NOTE: Unless otherwise specified, the upa command will attempt to connect to an RPC node at http://localhost:8545. If your development node listens on a different port, use the --rpc-endpoint option, or the RPC_ENDPOINT env variable (see ./setup.md) to specify the correct endpoint.

Create a deployer account

In order to deploy the UPA contracts and submit aggregated proofs, a keyfile for a funded account is required. A suitable keyfile can be created using the upa tool.

NOTE: This keyfile should only be used on development networks, not on live networks holding tokens of real value.

$ upa dev ethkeygen --keyfile upa-dev.keyfile

The keyfile can be recorded in a .env file for convenience:

$ echo KEYFILE=upa-dev.keyfile >> .env
$ echo KEYFILE_PASSWORD= >> .env

(Otherwise, it must be specified in subsequent commands)

NOTE: For development chains, the upa dev fund command can be used to fund the keyfile from a hosted account. (See upa dev fund --help)

Deploy a development version of UPA

$ upa deploy --verifier node_modules/@nebrazkp/upa/test/data/test.bin

This creates a upa.instance file in the current directory.

NOTE: The development version of the UPA contracts behave exactly the same as the production versions, except that they accept fake aggregation proofs. All other checks are performed identically. This allows any issues to be caught during local testing.

Launch a development aggregator

$ upa dev-aggregator

NOTE: By default dev-aggregator checks for a upa.instance file in the current directory.
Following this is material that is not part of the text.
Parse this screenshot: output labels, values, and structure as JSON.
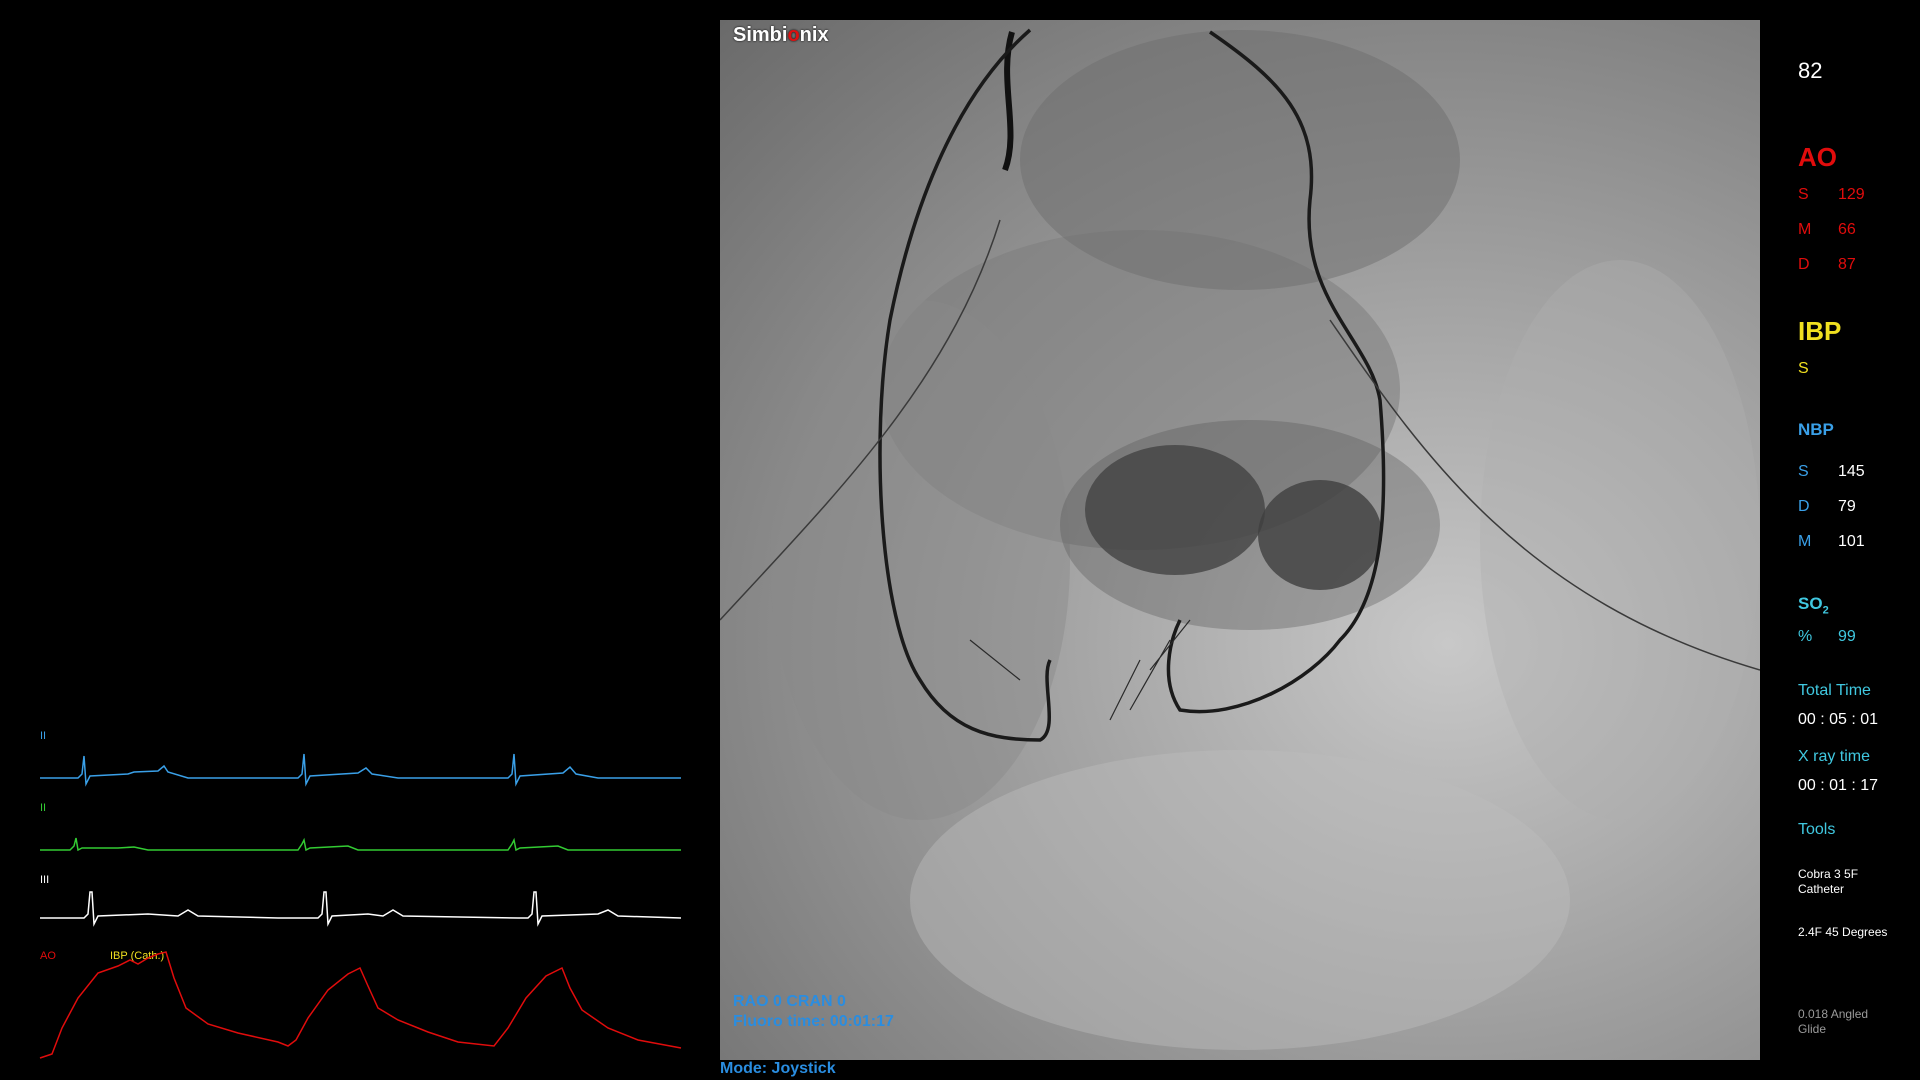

Therefore, if run from the same directory as deployment above, the instance file does not need to be specified. (See --help for how to specify the instance file).

Execute tests

Application tests can then be run against the local node, using upa.instance to initialize a UpaClient.

For example, if unit tests are written to always initialize a UpaClient from a upa.instance, they can be executed, pointing at the local node:

$ yarn hardhat test --network localhost

Similarly any CLI or browser client code can now be exercised against the local node.

Last updated